## WORK TO BE COMPLETED
Repeat every record below exactly as it appears.

::: DATA EXTRACT

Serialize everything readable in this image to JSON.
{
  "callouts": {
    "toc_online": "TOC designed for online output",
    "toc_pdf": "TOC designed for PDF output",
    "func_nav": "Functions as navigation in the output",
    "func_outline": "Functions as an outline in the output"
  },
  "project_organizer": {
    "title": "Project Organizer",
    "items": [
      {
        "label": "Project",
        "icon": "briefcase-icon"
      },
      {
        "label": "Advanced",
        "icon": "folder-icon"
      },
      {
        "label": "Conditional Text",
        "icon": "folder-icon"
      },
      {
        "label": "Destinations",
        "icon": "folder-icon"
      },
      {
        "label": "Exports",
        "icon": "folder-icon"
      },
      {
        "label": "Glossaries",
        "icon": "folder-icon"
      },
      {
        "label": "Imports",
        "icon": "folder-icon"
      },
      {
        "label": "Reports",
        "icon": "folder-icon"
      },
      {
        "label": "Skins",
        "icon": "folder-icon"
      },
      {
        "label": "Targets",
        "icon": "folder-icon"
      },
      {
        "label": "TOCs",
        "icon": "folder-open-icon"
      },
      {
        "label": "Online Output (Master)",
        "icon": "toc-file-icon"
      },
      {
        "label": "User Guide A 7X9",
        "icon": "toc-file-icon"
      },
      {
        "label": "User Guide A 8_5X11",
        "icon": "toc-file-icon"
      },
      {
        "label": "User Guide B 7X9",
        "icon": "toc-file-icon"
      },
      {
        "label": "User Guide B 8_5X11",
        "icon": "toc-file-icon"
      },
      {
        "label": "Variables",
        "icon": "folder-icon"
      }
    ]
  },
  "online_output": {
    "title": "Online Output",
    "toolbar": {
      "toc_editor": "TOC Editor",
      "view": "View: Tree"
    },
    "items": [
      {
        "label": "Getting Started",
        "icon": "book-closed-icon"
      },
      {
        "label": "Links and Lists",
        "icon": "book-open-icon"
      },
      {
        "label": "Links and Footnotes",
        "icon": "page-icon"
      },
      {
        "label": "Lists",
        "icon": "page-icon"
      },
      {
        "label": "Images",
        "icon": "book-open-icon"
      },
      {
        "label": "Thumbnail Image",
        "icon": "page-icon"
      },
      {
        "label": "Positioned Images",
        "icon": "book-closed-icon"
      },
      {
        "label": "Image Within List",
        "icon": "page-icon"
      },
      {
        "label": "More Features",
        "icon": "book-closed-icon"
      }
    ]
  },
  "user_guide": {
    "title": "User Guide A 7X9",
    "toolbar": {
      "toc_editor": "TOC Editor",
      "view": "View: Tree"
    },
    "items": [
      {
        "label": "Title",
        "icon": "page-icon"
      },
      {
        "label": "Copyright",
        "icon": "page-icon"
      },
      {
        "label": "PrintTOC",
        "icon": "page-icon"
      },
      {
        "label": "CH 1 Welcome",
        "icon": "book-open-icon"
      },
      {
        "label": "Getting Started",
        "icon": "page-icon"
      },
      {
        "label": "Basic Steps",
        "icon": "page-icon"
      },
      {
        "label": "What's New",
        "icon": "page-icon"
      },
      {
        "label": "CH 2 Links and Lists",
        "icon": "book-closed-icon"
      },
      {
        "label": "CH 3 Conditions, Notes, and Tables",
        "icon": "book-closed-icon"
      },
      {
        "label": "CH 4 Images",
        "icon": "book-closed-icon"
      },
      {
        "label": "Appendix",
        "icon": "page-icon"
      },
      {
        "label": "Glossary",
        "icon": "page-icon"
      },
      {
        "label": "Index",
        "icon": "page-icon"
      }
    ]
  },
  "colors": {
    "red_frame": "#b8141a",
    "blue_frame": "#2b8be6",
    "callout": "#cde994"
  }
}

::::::

## THE ANSWER
Serialize everything readable in this image to JSON.
{
  "callouts": {
    "toc_online": "TOC designed for online output",
    "toc_pdf": "TOC designed for PDF output",
    "func_nav": "Functions as navigation in the output",
    "func_outline": "Functions as an outline in the output"
  },
  "project_organizer": {
    "title": "Project Organizer",
    "items": [
      {
        "label": "Project",
        "icon": "briefcase-icon"
      },
      {
        "label": "Advanced",
        "icon": "folder-icon"
      },
      {
        "label": "Conditional Text",
        "icon": "folder-icon"
      },
      {
        "label": "Destinations",
        "icon": "folder-icon"
      },
      {
        "label": "Exports",
        "icon": "folder-icon"
      },
      {
        "label": "Glossaries",
        "icon": "folder-icon"
      },
      {
        "label": "Imports",
        "icon": "folder-icon"
      },
      {
        "label": "Reports",
        "icon": "folder-icon"
      },
      {
        "label": "Skins",
        "icon": "folder-icon"
      },
      {
        "label": "Targets",
        "icon": "folder-icon"
      },
      {
        "label": "TOCs",
        "icon": "folder-open-icon"
      },
      {
        "label": "Online Output (Master)",
        "icon": "toc-file-icon"
      },
      {
        "label": "User Guide A 7X9",
        "icon": "toc-file-icon"
      },
      {
        "label": "User Guide A 8_5X11",
        "icon": "toc-file-icon"
      },
      {
        "label": "User Guide B 7X9",
        "icon": "toc-file-icon"
      },
      {
        "label": "User Guide B 8_5X11",
        "icon": "toc-file-icon"
      },
      {
        "label": "Variables",
        "icon": "folder-icon"
      }
    ]
  },
  "online_output": {
    "title": "Online Output",
    "toolbar": {
      "toc_editor": "TOC Editor",
      "view": "View: Tree"
    },
    "items": [
      {
        "label": "Getting Started",
        "icon": "book-closed-icon"
      },
      {
        "label": "Links and Lists",
        "icon": "book-open-icon"
      },
      {
        "label": "Links and Footnotes",
        "icon": "page-icon"
      },
      {
        "label": "Lists",
        "icon": "page-icon"
      },
      {
        "label": "Images",
        "icon": "book-open-icon"
      },
      {
        "label": "Thumbnail Image",
        "icon": "page-icon"
      },
      {
        "label": "Positioned Images",
        "icon": "book-closed-icon"
      },
      {
        "label": "Image Within List",
        "icon": "page-icon"
      },
      {
        "label": "More Features",
        "icon": "book-closed-icon"
      }
    ]
  },
  "user_guide": {
    "title": "User Guide A 7X9",
    "toolbar": {
      "toc_editor": "TOC Editor",
      "view": "View: Tree"
    },
    "items": [
      {
        "label": "Title",
        "icon": "page-icon"
      },
      {
        "label": "Copyright",
        "icon": "page-icon"
      },
      {
        "label": "PrintTOC",
        "icon": "page-icon"
      },
      {
        "label": "CH 1 Welcome",
        "icon": "book-open-icon"
      },
      {
        "label": "Getting Started",
        "icon": "page-icon"
      },
      {
        "label": "Basic Steps",
        "icon": "page-icon"
      },
      {
        "label": "What's New",
        "icon": "page-icon"
      },
      {
        "label": "CH 2 Links and Lists",
        "icon": "book-closed-icon"
      },
      {
        "label": "CH 3 Conditions, Notes, and Tables",
        "icon": "book-closed-icon"
      },
      {
        "label": "CH 4 Images",
        "icon": "book-closed-icon"
      },
      {
        "label": "Appendix",
        "icon": "page-icon"
      },
      {
        "label": "Glossary",
        "icon": "page-icon"
      },
      {
        "label": "Index",
        "icon": "page-icon"
      }
    ]
  },
  "colors": {
    "red_frame": "#b8141a",
    "blue_frame": "#2b8be6",
    "callout": "#cde994"
  }
}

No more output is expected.